Treating or even ignoring symptoms seems to be the common practice when it comes to social justice or climate change. Over the past 40 years, more than 3.800 social entrepreneurs in the Ashoka network, the largest network of social entrepreneurs worldwide, have explored what is needed to create sustainable social change. “They have discovered approaches that have proven to be successful. These certainties about the key principles of social change have once again shown their relevance during this pandemic”, says Ringler. “It’s time for action. The power of social entrepreneurs can no longer be ignored.”

Systems thinking: Getting to the root of a problem

Among the certainties that will be addressed at the upcoming summit, one proves to be particularly decisive: ‘Systems change’, an approach that targets the root causes of a problem. Systems change happens through shifting mindsets and power dynamics, or by changing legal frameworks. “If you don’t solve the root cause of a problem and ensure that the solution has fertile ground to grow, your impact is unlikely to be sustainable. The problem will emerge again and again”, says Ringler.

Empowering others: Far more impactful than being “the hero”

Ashoka’s 40-years of experience have revealed another key approach to sustainable social change: Empowering people and communities.
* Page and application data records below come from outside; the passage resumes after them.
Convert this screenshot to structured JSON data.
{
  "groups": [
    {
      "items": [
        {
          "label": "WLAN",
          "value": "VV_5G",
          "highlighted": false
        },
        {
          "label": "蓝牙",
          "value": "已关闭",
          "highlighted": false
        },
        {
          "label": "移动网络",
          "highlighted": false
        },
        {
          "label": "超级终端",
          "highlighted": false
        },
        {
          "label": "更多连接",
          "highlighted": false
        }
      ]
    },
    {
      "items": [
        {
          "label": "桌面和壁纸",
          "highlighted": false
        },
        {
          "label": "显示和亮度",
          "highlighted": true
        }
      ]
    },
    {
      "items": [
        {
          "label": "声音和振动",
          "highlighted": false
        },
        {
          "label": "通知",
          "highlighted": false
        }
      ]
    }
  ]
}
This message was on full display at the last year’s edition of the Ashoka Changemaker Summit, where serial social entrepreneur and Ashoka Fellow Jeroo Billimoria shared: “Whatever your intervention, make sure that it’s not you at the center of the intervention, but how you can benefit many people”.

This approach has been particularly relevant in recent times, when many have become (even more) vulnerable due to their health situation or the lockdown. Treating people as ‘victims’ would take away their creative power. Social entrepreneurs like Ashoka Fellow Ana Bella Estévez have shifted the focus ‘from victims to empowering and empowered survivors’. Estévez’s approach mobilizes women who suffered from domestic violence to support other women in their path towards liberation and independence.

More changemakers for a resilient world: a collective mindset shift

When people care, institutional change is likely to follow. Ashoka’s experience shows the importance of activating the public, making as many people as possible aware of their own power to make a difference. For example, recently elected Ashoka Fellow Stéphane Gigandet is leveraging the power of citizens to urge change across the entire food industry. By gathering and empowering a worldwide community of consumers to act upon the low quality of food and its consequences on public health, he is setting up a new paradigm in the industry, made possible through collective action.

“The more people are empowered to be changemakers – to act upon issues and stand up for their values – the better the world will be able to cope with shocks like the COVID-19 crisis. And not only that: When people perceive themselves as changemakers, they can contribute to build a more just, resilient world”, says Ringler.

The world needs to unite around ideas for the good of all

“At the upcoming summit we will invite all participants to learn about new solutions, discover crucial certainties around social change and step into their own power as changemakers”, says Tito Spínola, Director of the Ashoka Changemaker Summit.